forkIOa new thread, if it it executed in the same HEC as the original or in some new thread. He points to Runtime support for multicore Haskell, which says that threads within the run queue of a single HEC are scheduled in round-robin order; but does not talk about the threads as a whole. This can lead, Andreas suggests, to unfair scheduling of threads if you have the situation where an HEC has a single always-runnable thread, and another HEC has lots of threads (see his follow-up for example code illustrating the problem). Simon Marlow both that threads are executed in the current HEC and that the described situation can happen (“It wouldn't be too hard to do something more sensible here”). Simon suggests looking in rts/Schedule.c, particularly the function
Andreas has a program with several Haskell threads each reading a different TCP sockets. He's investigating a problem where the performance of his program starts to degrade after 20 cores. Andreas suspects a scaling problem in allocating memory and has written a micro-benchmark to explore the issue. The program forks some worker threads that just allocated some memory without trying to synchronise or share any data. He is surprised to find that the benchmark takes longer using
mallocPlainForeignPtrBytesthe more threads he forks. The benchmark makes for a good stress test — it allocates over 10 Gb/s — and as result of Andreas' investigations, Simon Marlow has modified the pinned memory allocator to “steal complete blocks from the nursery rather than allocating them from the global block allocator.” The changes will show up in GHC 7.4.2.
20 cores, eh? There's no pleasing some people.
StackOverflow and Reddit
- Installing dph-examples in Mac OS X 10.7.2
- Programming language for functional parallelism: F# vs Haskell
- Parallel IO Causes Random Text Output in Terminal
- Repa Without Parallelization
- what exactly is dynamic parallelism?

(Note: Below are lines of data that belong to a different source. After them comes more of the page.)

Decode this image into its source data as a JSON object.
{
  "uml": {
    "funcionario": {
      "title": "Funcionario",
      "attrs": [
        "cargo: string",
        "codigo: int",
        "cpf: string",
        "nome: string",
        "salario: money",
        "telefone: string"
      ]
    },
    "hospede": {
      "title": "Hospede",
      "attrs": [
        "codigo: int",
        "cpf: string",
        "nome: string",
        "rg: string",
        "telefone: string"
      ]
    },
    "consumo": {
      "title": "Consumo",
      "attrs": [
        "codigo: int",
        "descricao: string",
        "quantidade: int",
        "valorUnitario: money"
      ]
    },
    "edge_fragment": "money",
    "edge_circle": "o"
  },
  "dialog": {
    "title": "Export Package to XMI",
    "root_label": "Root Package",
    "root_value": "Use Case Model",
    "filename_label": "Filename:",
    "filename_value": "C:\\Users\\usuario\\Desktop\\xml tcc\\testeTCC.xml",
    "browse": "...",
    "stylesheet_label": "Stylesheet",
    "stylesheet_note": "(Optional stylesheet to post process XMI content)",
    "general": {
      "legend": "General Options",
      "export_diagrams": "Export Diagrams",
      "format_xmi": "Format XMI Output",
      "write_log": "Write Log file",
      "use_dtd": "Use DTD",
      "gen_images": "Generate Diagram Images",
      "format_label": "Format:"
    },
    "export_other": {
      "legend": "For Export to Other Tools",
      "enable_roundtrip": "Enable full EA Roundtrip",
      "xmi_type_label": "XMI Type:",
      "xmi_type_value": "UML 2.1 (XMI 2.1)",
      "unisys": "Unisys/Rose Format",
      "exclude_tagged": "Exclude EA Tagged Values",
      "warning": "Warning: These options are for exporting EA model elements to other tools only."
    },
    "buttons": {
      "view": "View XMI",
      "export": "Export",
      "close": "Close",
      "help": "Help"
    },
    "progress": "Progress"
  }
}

- Writing “fib” to run in parallel: -N2 is slower?
- How to use Parallel Strategies in Haskell
- Parallel graphics processing in Haskell
- Why is concurrent haskell non deterministic while parallel haskell primitives (par and pseq) deterministic?
- Runtime performance degradation for C FFI Callback when pthreads are enabled
- Memory footprint in threaded mode with forkIO when there is lot of contention for single MVar
Help and Feedback
If you'd like to make an announcement in the next Haskell Parallel
Digest, then get in touch with me, Eric Kow, at
feel free to leave any comments and feedback!